#### Problem statement
Your task is to retype all of the records below with complete accuracy.

------------------------------

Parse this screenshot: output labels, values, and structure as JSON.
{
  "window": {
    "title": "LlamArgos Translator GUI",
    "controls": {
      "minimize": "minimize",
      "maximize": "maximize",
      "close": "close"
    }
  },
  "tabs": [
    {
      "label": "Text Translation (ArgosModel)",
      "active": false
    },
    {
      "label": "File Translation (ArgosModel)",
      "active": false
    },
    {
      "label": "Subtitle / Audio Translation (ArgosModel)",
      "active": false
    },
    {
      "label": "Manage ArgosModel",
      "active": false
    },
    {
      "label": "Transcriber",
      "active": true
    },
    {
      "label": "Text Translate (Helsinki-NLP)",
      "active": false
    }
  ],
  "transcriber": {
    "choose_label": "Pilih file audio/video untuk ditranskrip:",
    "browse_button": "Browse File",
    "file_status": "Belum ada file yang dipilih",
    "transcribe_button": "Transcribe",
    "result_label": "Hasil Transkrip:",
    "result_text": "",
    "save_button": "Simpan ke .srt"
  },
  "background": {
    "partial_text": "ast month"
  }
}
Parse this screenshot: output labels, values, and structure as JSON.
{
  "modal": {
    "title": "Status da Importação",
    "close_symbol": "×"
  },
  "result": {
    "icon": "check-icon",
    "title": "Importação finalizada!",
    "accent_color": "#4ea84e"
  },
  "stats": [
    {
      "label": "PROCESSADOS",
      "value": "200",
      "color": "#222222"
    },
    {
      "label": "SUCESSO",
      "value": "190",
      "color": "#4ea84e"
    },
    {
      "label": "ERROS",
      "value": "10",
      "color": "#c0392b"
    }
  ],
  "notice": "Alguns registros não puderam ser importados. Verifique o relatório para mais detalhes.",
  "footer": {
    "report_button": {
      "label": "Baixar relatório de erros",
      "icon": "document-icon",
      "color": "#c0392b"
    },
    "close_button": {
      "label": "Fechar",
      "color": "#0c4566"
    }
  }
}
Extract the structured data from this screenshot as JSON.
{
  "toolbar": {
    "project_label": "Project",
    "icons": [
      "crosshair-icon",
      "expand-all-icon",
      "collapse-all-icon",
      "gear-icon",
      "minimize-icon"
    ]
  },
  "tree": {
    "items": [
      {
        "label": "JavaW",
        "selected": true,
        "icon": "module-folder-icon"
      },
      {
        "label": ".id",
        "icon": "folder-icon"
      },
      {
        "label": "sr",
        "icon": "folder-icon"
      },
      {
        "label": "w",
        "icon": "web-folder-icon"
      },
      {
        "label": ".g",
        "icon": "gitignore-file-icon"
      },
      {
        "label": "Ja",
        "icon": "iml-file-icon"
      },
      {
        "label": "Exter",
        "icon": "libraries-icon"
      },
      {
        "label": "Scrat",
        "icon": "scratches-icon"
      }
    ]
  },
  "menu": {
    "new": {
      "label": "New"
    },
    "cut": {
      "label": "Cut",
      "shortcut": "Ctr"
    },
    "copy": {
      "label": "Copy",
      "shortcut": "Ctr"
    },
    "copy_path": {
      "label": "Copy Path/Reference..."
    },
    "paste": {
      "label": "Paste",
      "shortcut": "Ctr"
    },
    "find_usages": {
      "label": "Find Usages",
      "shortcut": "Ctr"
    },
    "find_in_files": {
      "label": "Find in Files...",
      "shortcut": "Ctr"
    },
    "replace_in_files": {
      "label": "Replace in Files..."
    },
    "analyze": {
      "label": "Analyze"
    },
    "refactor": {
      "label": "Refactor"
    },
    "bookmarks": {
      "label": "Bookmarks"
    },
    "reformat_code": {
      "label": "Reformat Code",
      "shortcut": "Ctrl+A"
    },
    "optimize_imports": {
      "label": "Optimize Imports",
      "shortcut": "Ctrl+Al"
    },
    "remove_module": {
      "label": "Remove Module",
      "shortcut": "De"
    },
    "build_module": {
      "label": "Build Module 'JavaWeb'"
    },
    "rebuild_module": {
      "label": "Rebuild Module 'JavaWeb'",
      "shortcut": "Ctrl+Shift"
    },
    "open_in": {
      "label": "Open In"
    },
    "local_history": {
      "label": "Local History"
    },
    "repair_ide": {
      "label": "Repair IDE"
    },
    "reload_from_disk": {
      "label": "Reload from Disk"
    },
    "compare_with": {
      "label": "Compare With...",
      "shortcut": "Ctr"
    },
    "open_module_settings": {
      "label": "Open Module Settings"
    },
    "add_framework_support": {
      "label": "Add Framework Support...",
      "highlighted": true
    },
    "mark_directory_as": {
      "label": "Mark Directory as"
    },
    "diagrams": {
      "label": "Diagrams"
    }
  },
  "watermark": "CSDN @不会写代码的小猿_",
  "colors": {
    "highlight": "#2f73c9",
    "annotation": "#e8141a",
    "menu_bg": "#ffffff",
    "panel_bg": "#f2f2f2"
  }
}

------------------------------

#### Output for this exercise
Parse this screenshot: output labels, values, and structure as JSON.
{
  "window": {
    "title": "LlamArgos Translator GUI",
    "controls": {
      "minimize": "minimize",
      "maximize": "maximize",
      "close": "close"
    }
  },
  "tabs": [
    {
      "label": "Text Translation (ArgosModel)",
      "active": false
    },
    {
      "label": "File Translation (ArgosModel)",
      "active": false
    },
    {
      "label": "Subtitle / Audio Translation (ArgosModel)",
      "active": false
    },
    {
      "label": "Manage ArgosModel",
      "active": false
    },
    {
      "label": "Transcriber",
      "active": true
    },
    {
      "label": "Text Translate (Helsinki-NLP)",
      "active": false
    }
  ],
  "transcriber": {
    "choose_label": "Pilih file audio/video untuk ditranskrip:",
    "browse_button": "Browse File",
    "file_status": "Belum ada file yang dipilih",
    "transcribe_button": "Transcribe",
    "result_label": "Hasil Transkrip:",
    "result_text": "",
    "save_button": "Simpan ke .srt"
  },
  "background": {
    "partial_text": "ast month"
  }
}
Parse this screenshot: output labels, values, and structure as JSON.
{
  "modal": {
    "title": "Status da Importação",
    "close_symbol": "×"
  },
  "result": {
    "icon": "check-icon",
    "title": "Importação finalizada!",
    "accent_color": "#4ea84e"
  },
  "stats": [
    {
      "label": "PROCESSADOS",
      "value": "200",
      "color": "#222222"
    },
    {
      "label": "SUCESSO",
      "value": "190",
      "color": "#4ea84e"
    },
    {
      "label": "ERROS",
      "value": "10",
      "color": "#c0392b"
    }
  ],
  "notice": "Alguns registros não puderam ser importados. Verifique o relatório para mais detalhes.",
  "footer": {
    "report_button": {
      "label": "Baixar relatório de erros",
      "icon": "document-icon",
      "color": "#c0392b"
    },
    "close_button": {
      "label": "Fechar",
      "color": "#0c4566"
    }
  }
}
Extract the structured data from this screenshot as JSON.
{
  "toolbar": {
    "project_label": "Project",
    "icons": [
      "crosshair-icon",
      "expand-all-icon",
      "collapse-all-icon",
      "gear-icon",
      "minimize-icon"
    ]
  },
  "tree": {
    "items": [
      {
        "label": "JavaW",
        "selected": true,
        "icon": "module-folder-icon"
      },
      {
        "label": ".id",
        "icon": "folder-icon"
      },
      {
        "label": "sr",
        "icon": "folder-icon"
      },
      {
        "label": "w",
        "icon": "web-folder-icon"
      },
      {
        "label": ".g",
        "icon": "gitignore-file-icon"
      },
      {
        "label": "Ja",
        "icon": "iml-file-icon"
      },
      {
        "label": "Exter",
        "icon": "libraries-icon"
      },
      {
        "label": "Scrat",
        "icon": "scratches-icon"
      }
    ]
  },
  "menu": {
    "new": {
      "label": "New"
    },
    "cut": {
      "label": "Cut",
      "shortcut": "Ctr"
    },
    "copy": {
      "label": "Copy",
      "shortcut": "Ctr"
    },
    "copy_path": {
      "label": "Copy Path/Reference..."
    },
    "paste": {
      "label": "Paste",
      "shortcut": "Ctr"
    },
    "find_usages": {
      "label": "Find Usages",
      "shortcut": "Ctr"
    },
    "find_in_files": {
      "label": "Find in Files...",
      "shortcut": "Ctr"
    },
    "replace_in_files": {
      "label": "Replace in Files..."
    },
    "analyze": {
      "label": "Analyze"
    },
    "refactor": {
      "label": "Refactor"
    },
    "bookmarks": {
      "label": "Bookmarks"
    },
    "reformat_code": {
      "label": "Reformat Code",
      "shortcut": "Ctrl+A"
    },
    "optimize_imports": {
      "label": "Optimize Imports",
      "shortcut": "Ctrl+Al"
    },
    "remove_module": {
      "label": "Remove Module",
      "shortcut": "De"
    },
    "build_module": {
      "label": "Build Module 'JavaWeb'"
    },
    "rebuild_module": {
      "label": "Rebuild Module 'JavaWeb'",
      "shortcut": "Ctrl+Shift"
    },
    "open_in": {
      "label": "Open In"
    },
    "local_history": {
      "label": "Local History"
    },
    "repair_ide": {
      "label": "Repair IDE"
    },
    "reload_from_disk": {
      "label": "Reload from Disk"
    },
    "compare_with": {
      "label": "Compare With...",
      "shortcut": "Ctr"
    },
    "open_module_settings": {
      "label": "Open Module Settings"
    },
    "add_framework_support": {
      "label": "Add Framework Support...",
      "highlighted": true
    },
    "mark_directory_as": {
      "label": "Mark Directory as"
    },
    "diagrams": {
      "label": "Diagrams"
    }
  },
  "watermark": "CSDN @不会写代码的小猿_",
  "colors": {
    "highlight": "#2f73c9",
    "annotation": "#e8141a",
    "menu_bg": "#ffffff",
    "panel_bg": "#f2f2f2"
  }
}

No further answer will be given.